A client asked his lawyer: “Attorney, can I sue my friend for violating our agreement even if we have no contract?” This question is not unusual but paradoxical. The paradox lies with the misconception of what is a contract.
A contract is a meeting of minds between two persons whereby one binds himself, with respect to the other, to give something or to render some service (Article 1305, Civil Code of the Philippines). Specifically, by the contract of sale, one of the contracting parties obligates himself to transfer the ownership of and to deliver a determinate thing, and the other to pay therefor a price certain in money or its equivalent (Article 1458). The contract of sale is perfected at the moment there is a meeting of the minds upon the thing and upon the price (Article 1475).
Simply put, contract is synonymous to “agreement” or “deal”. This means that a contract is born the moment two or more persons agreed to give or to do something. This is the rule.
An exception to this rule, however, is when the agreement involves a purchase and sale of a real property, such as land, and a substantial amount of money. The law now requires a certain formality for that agreement to become effective. This is where a Deed of Sale becomes relevant.

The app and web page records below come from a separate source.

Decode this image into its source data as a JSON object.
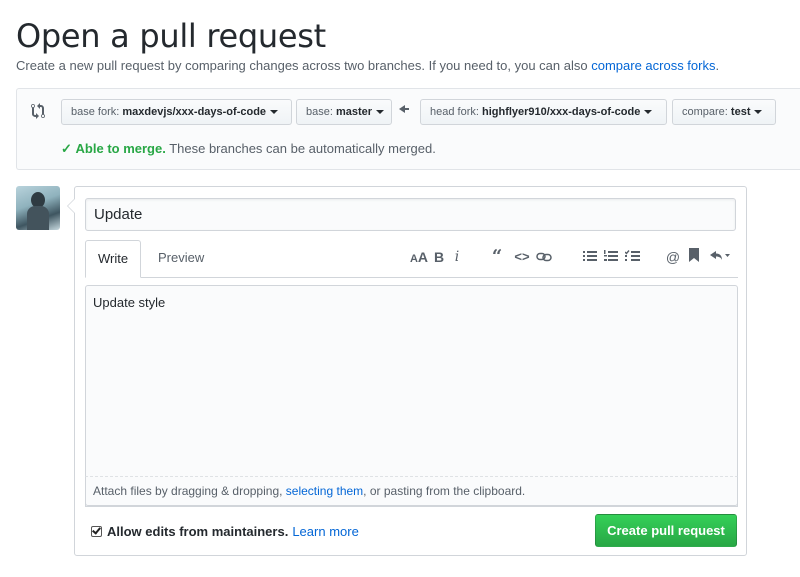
{
  "page": {
    "title": "Open a pull request",
    "subtitle_text": "Create a new pull request by comparing changes across two branches. If you need to, you can also ",
    "subtitle_link": "compare across forks",
    "subtitle_end": "."
  },
  "compare": {
    "icon": "git-compare-icon",
    "base_fork_label": "base fork: ",
    "base_fork_value": "maxdevjs/xxx-days-of-code",
    "base_label": "base: ",
    "base_value": "master",
    "arrow": "🡐",
    "head_fork_label": "head fork: ",
    "head_fork_value": "highflyer910/xxx-days-of-code",
    "compare_label": "compare: ",
    "compare_value": "test",
    "merge_check": "✓",
    "merge_ok": "Able to merge.",
    "merge_text": " These branches can be automatically merged.",
    "merge_color": "#28a745"
  },
  "composer": {
    "title_value": "Update",
    "tabs": [
      "Write",
      "Preview"
    ],
    "toolbar": [
      {
        "name": "header-icon",
        "glyph": "AA"
      },
      {
        "name": "bold-icon",
        "glyph": "B"
      },
      {
        "name": "italic-icon",
        "glyph": "i"
      },
      {
        "name": "quote-icon",
        "glyph": "❝"
      },
      {
        "name": "code-icon",
        "glyph": "<>"
      },
      {
        "name": "link-icon",
        "glyph": "⊖"
      },
      {
        "name": "unordered-list-icon",
        "glyph": "☰"
      },
      {
        "name": "ordered-list-icon",
        "glyph": "☷"
      },
      {
        "name": "task-list-icon",
        "glyph": "☑"
      },
      {
        "name": "mention-icon",
        "glyph": "@"
      },
      {
        "name": "saved-reply-icon",
        "glyph": "🔖"
      },
      {
        "name": "reply-icon",
        "glyph": "↶"
      }
    ],
    "body_value": "Update style",
    "attach_text_1": "Attach files by dragging & dropping, ",
    "attach_link": "selecting them",
    "attach_text_2": ", or pasting from the clipboard.",
    "allow_edits_label": "Allow edits from maintainers.",
    "learn_more": "Learn more",
    "submit_label": "Create pull request",
    "submit_color": "#28a745"
  }
}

The Deed of Sale is the instrument or document that embodies the agreement. The Deed of Sale serves as the evidence of the agreement between the buyer and the seller. In reality, the Deed of Sale serves as a reminder to the buyer and seller of what they agreed upon.
To sum up, there can be a contract even if this contract is not written in a paper. The paper that embodies the contract is one but not the only evidence to prove the existence of the contract. However, there are some contracts that the law requires to be written to be effective. One of these contracts is a purchase and sale of a land.